It looks like a tattered surgical stocking with legs. But this millimetre-long fossil is one of the best preserved animal fossils from the Cambrian period, 500m years ago. With no mineralised hard parts, worms like this would normally rot and decay long before the processes of fossilisation could get to work. But this exceptional one-off preserves every wart and wrinkle of the animal’s skin, along with the fibrous tissues of its muscles. The great age of the fossil means that it provides a rare glimpse of one of the most significant evolutionary transitions – the origin of legs.
When a team of researchers led by my colleague, Zhang Xiguang, scrambled along a towpath carved into the severe banks of the Jinsha river, they could only imagine what fossil treasures lay in the grey carbonate nodules beneath their feet. On returning to the lab, these precious samples were dissolved in acetic acid (a strong vinegar), and the laborious process of picking fossils from the busy residues began. Somewhere in the array of shell fragments and trilobite spines, one fossil in particular stood out.
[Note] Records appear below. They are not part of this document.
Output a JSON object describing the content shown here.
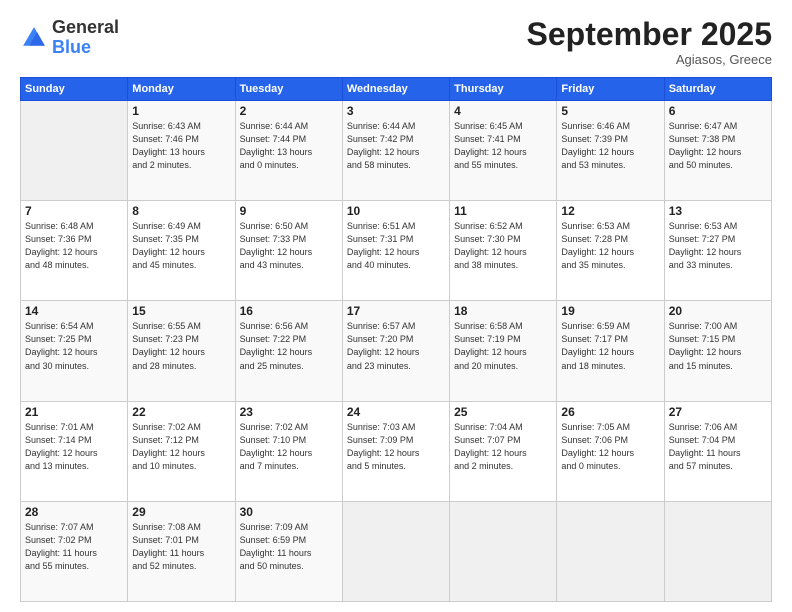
{
  "header": {
    "logo_general": "General",
    "logo_blue": "Blue",
    "month": "September 2025",
    "location": "Agiasos, Greece"
  },
  "weekdays": [
    "Sunday",
    "Monday",
    "Tuesday",
    "Wednesday",
    "Thursday",
    "Friday",
    "Saturday"
  ],
  "weeks": [
    [
      {
        "day": "",
        "detail": ""
      },
      {
        "day": "1",
        "detail": "Sunrise: 6:43 AM\nSunset: 7:46 PM\nDaylight: 13 hours\nand 2 minutes."
      },
      {
        "day": "2",
        "detail": "Sunrise: 6:44 AM\nSunset: 7:44 PM\nDaylight: 13 hours\nand 0 minutes."
      },
      {
        "day": "3",
        "detail": "Sunrise: 6:44 AM\nSunset: 7:42 PM\nDaylight: 12 hours\nand 58 minutes."
      },
      {
        "day": "4",
        "detail": "Sunrise: 6:45 AM\nSunset: 7:41 PM\nDaylight: 12 hours\nand 55 minutes."
      },
      {
        "day": "5",
        "detail": "Sunrise: 6:46 AM\nSunset: 7:39 PM\nDaylight: 12 hours\nand 53 minutes."
      },
      {
        "day": "6",
        "detail": "Sunrise: 6:47 AM\nSunset: 7:38 PM\nDaylight: 12 hours\nand 50 minutes."
      }
    ],
    [
      {
        "day": "7",
        "detail": "Sunrise: 6:48 AM\nSunset: 7:36 PM\nDaylight: 12 hours\nand 48 minutes."
      },
      {
        "day": "8",
        "detail": "Sunrise: 6:49 AM\nSunset: 7:35 PM\nDaylight: 12 hours\nand 45 minutes."
      },
      {
        "day": "9",
        "detail": "Sunrise: 6:50 AM\nSunset: 7:33 PM\nDaylight: 12 hours\nand 43 minutes."
      },
      {
        "day": "10",
        "detail": "Sunrise: 6:51 AM\nSunset: 7:31 PM\nDaylight: 12 hours\nand 40 minutes."
      },
      {
        "day": "11",
        "detail": "Sunrise: 6:52 AM\nSunset: 7:30 PM\nDaylight: 12 hours\nand 38 minutes."
      },
      {
        "day": "12",
        "detail": "Sunrise: 6:53 AM\nSunset: 7:28 PM\nDaylight: 12 hours\nand 35 minutes."
      },
      {
        "day": "13",
        "detail": "Sunrise: 6:53 AM\nSunset: 7:27 PM\nDaylight: 12 hours\nand 33 minutes."
      }
    ],
    [
      {
        "day": "14",
        "detail": "Sunrise: 6:54 AM\nSunset: 7:25 PM\nDaylight: 12 hours\nand 30 minutes."
      },
      {
        "day": "15",
        "detail": "Sunrise: 6:55 AM\nSunset: 7:23 PM\nDaylight: 12 hours\nand 28 minutes."
      },
      {
        "day": "16",
        "detail": "Sunrise: 6:56 AM\nSunset: 7:22 PM\nDaylight: 12 hours\nand 25 minutes."
      },
      {
        "day": "17",
        "detail": "Sunrise: 6:57 AM\nSunset: 7:20 PM\nDaylight: 12 hours\nand 23 minutes."
      },
      {
        "day": "18",
        "detail": "Sunrise: 6:58 AM\nSunset: 7:19 PM\nDaylight: 12 hours\nand 20 minutes."
      },
      {
        "day": "19",
        "detail": "Sunrise: 6:59 AM\nSunset: 7:17 PM\nDaylight: 12 hours\nand 18 minutes."
      },
      {
        "day": "20",
        "detail": "Sunrise: 7:00 AM\nSunset: 7:15 PM\nDaylight: 12 hours\nand 15 minutes."
      }
    ],
    [
      {
        "day": "21",
        "detail": "Sunrise: 7:01 AM\nSunset: 7:14 PM\nDaylight: 12 hours\nand 13 minutes."
      },
      {
        "day": "22",
        "detail": "Sunrise: 7:02 AM\nSunset: 7:12 PM\nDaylight: 12 hours\nand 10 minutes."
      },
      {
        "day": "23",
        "detail": "Sunrise: 7:02 AM\nSunset: 7:10 PM\nDaylight: 12 hours\nand 7 minutes."
      },
      {
        "day": "24",
        "detail": "Sunrise: 7:03 AM\nSunset: 7:09 PM\nDaylight: 12 hours\nand 5 minutes."
      },
      {
        "day": "25",
        "detail": "Sunrise: 7:04 AM\nSunset: 7:07 PM\nDaylight: 12 hours\nand 2 minutes."
      },
      {
        "day": "26",
        "detail": "Sunrise: 7:05 AM\nSunset: 7:06 PM\nDaylight: 12 hours\nand 0 minutes."
      },
      {
        "day": "27",
        "detail": "Sunrise: 7:06 AM\nSunset: 7:04 PM\nDaylight: 11 hours\nand 57 minutes."
      }
    ],
    [
      {
        "day": "28",
        "detail": "Sunrise: 7:07 AM\nSunset: 7:02 PM\nDaylight: 11 hours\nand 55 minutes."
      },
      {
        "day": "29",
        "detail": "Sunrise: 7:08 AM\nSunset: 7:01 PM\nDaylight: 11 hours\nand 52 minutes."
      },
      {
        "day": "30",
        "detail": "Sunrise: 7:09 AM\nSunset: 6:59 PM\nDaylight: 11 hours\nand 50 minutes."
      },
      {
        "day": "",
        "detail": ""
      },
      {
        "day": "",
        "detail": ""
      },
      {
        "day": "",
        "detail": ""
      },
      {
        "day": "",
        "detail": ""
      }
    ]
  ]
}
Prof Zhang invited me to study this tiny specimen, which consists of a pair of gangly legs, each tipped with the impression of three tiny claws. The legs are attached to a short and folded length of body, and I was immediately astonished by the fidelity of its wrinkly skin, which preserved every tiny wart and pimple.
The fossil is just a short length of an organism that grew to a centimetre or two in length. Ordinarily, complete animals would be of more interest to palaeontologists. But the broken nature of this fossil – which we have christened Tritonychus phanerosarkus – serves to reveal a spectacularly preserved interior.
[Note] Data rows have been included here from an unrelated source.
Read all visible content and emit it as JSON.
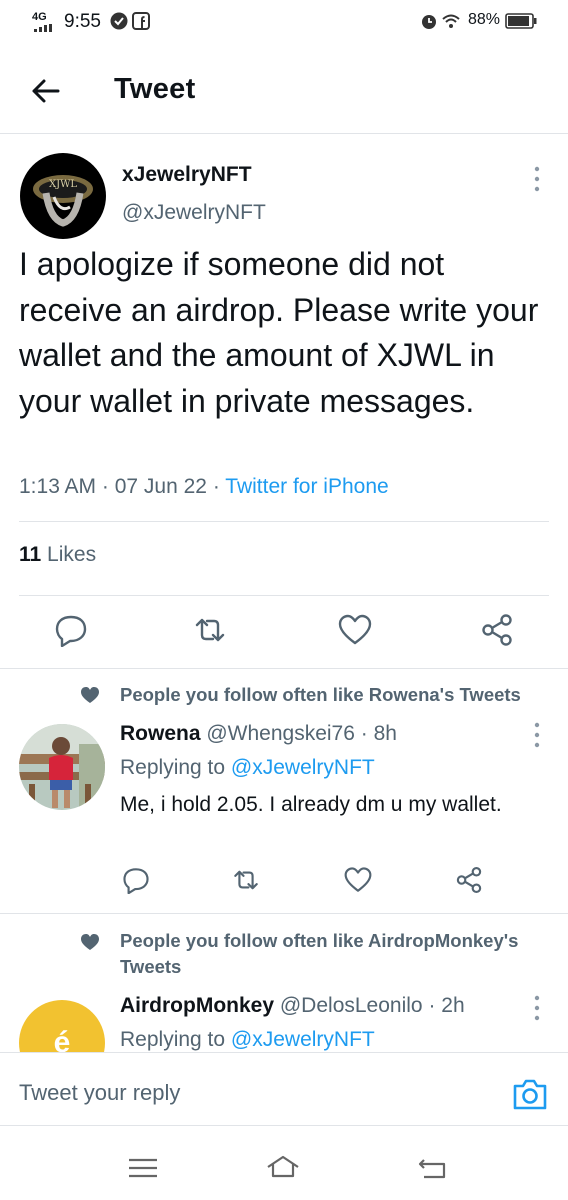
{
  "status_bar": {
    "network": "4G",
    "time": "9:55",
    "battery": "88%",
    "icons": [
      "signal-icon",
      "sync-icon",
      "facebook-icon",
      "alarm-icon",
      "wifi-icon",
      "battery-icon"
    ]
  },
  "header": {
    "title": "Tweet",
    "back_icon": "arrow-left-icon"
  },
  "tweet": {
    "author_name": "xJewelryNFT",
    "author_handle": "@xJewelryNFT",
    "avatar_logo_text": "XJWL",
    "text": "I apologize if someone did not receive an airdrop.  Please write your wallet and the amount of XJWL in your wallet in private messages.",
    "time": "1:13 AM",
    "date": "07 Jun 22",
    "source": "Twitter for iPhone",
    "likes_count": "11",
    "likes_label": "Likes",
    "actions": [
      "reply-icon",
      "retweet-icon",
      "like-icon",
      "share-icon"
    ]
  },
  "replies": [
    {
      "social_context": "People you follow often like Rowena's Tweets",
      "name": "Rowena",
      "handle": "@Whengskei76",
      "age": "8h",
      "replying_prefix": "Replying to",
      "replying_to": "@xJewelryNFT",
      "text": "Me,  i hold 2.05. I already dm u my wallet."
    },
    {
      "social_context": "People you follow often like AirdropMonkey's Tweets",
      "name": "AirdropMonkey",
      "handle": "@DelosLeonilo",
      "age": "2h",
      "replying_prefix": "Replying to",
      "replying_to": "@xJewelryNFT",
      "avatar_glyph": "é"
    }
  ],
  "compose": {
    "placeholder": "Tweet your reply",
    "camera_icon": "camera-icon"
  },
  "nav_bar": {
    "icons": [
      "recent-apps-icon",
      "home-icon",
      "back-icon"
    ]
  },
  "colors": {
    "accent": "#1d9bf0",
    "secondary_text": "#536471",
    "primary_text": "#0f1419",
    "divider": "#e1e4e8"
  }
}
When the animal died, bacteria growing on its surface seem to have rapidly deposited phosphate minerals that fossilised its skin, as well as the outer muscle layers that surrounded the animal’s innards. Such delicate preservation is almost unknown in the fossil record. While this is not quite the oldest occurrence of fossilised muscle tissue, it is the oldest specimen in which muscle fibres can be seen.
In our study on this animal, published in the journal Biology Letters, we use this fossil to tease apart the transition from the simple musculature of worms to the more complicated composition of legged animals.
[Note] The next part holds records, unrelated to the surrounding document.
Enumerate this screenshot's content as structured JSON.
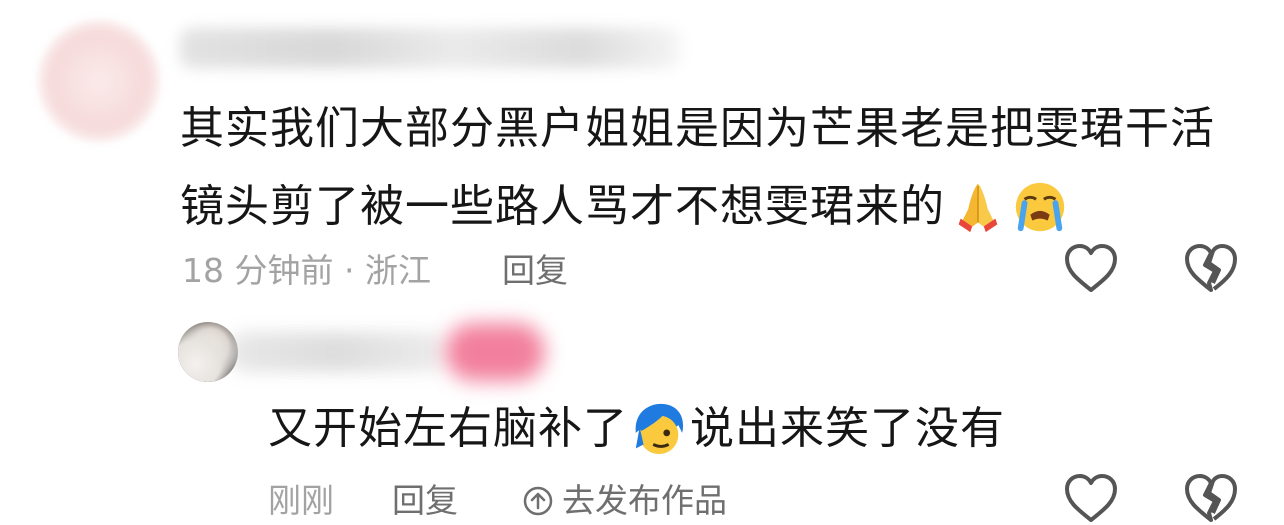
{
  "comments": [
    {
      "text_line1": "其实我们大部分黑户姐姐是因为芒果老是把雯珺干活",
      "text_line2": "镜头剪了被一些路人骂才不想雯珺来的",
      "emojis": [
        "folded-hands-emoji",
        "crying-face-emoji"
      ],
      "meta": "18 分钟前 · 浙江",
      "reply_label": "回复"
    },
    {
      "text_part1": "又开始左右脑补了",
      "text_part2": "说出来笑了没有",
      "emojis": [
        "blue-hair-emoji"
      ],
      "meta": "刚刚",
      "reply_label": "回复",
      "publish_label": "去发布作品"
    }
  ],
  "icons": {
    "like": "heart-outline-icon",
    "dislike": "broken-heart-icon",
    "publish": "arrow-up-circle-icon"
  },
  "colors": {
    "text": "#161616",
    "meta": "#a3a3a3",
    "reply": "#6f6f6f",
    "icon": "#555555"
  }
}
Our fossil falls into a group of animals known as Ecdysozoa, which is a very wide group that includes modern-day insects and crustaceans. As such, there’s a lot of variety in how complex the movements of these animals are. The simplest worms within this group, the parasitic nematodes, only have one layer of muscles, which run from their head to their tail. By contracting muscles on one side of their body at a time, they can thrash about a little, but not in a particularly effective manner.
The second major group of ecdysozoan worms, the penis worms, have a second layer of muscle tissue made up of circular fibres that, when contracted, squeeze the worm so it becomes long and skinny. By alternately squeezing these ring muscles and their lengthways muscles, which contract to make the worm short and fat, priapulids can crawl and burrow, allowing much more intentional movement.
Velvet worms make up the third major ecdysozoan worm lineage – and these worms have legs. To co-ordinate the movement of their stubby appendages, velvet worms need a little more muscular finesse. This is provided in part by an additional layer of diagonal muscle tissue sandwiched between the two other layers.
Radical evolutionary experiments
The simplest interpretation here is that this additional layer of diagonal fibres evolved at the common boundary of the two muscle layers found in priapulids. It’s easy to imagine a series of small incremental steps that may have led to this differentiation.
Unfortunately, our fossil worm’s muscles do not fit this enticing model – they are “inside out”. Their particular configuration, with circular layers on the inside, is not observed in any living ecdysozoan. Instead of simply adding a layer at a time as geological time ticked by, gene mutation generated some radical experiments with the body architecture of early ecdysozoans. These novel body arrangements were only gradually pared back to the surviving body plans via the unforgiving process of natural selection.
This shows how important the fossil record is in unravelling the early threads of animal evolution. A cursory look at the animal kingdom today makes it look like the evolution of legs was almost inevitable. But it seems legs actually arose in a period of substantial evolutionary innovation among primordial worms, whose body architecture was much more versatile than today.
The radical reshuffle seen in our new fossil suggests that legs had a convoluted evolutionary journey. This probably required a substantial period of time, with lots of wacky-looking dead ends. Eventually, a lucky muscle arrangement allowed a fortunate early worm to make good use of the bumps or appendages that would eventually become legs.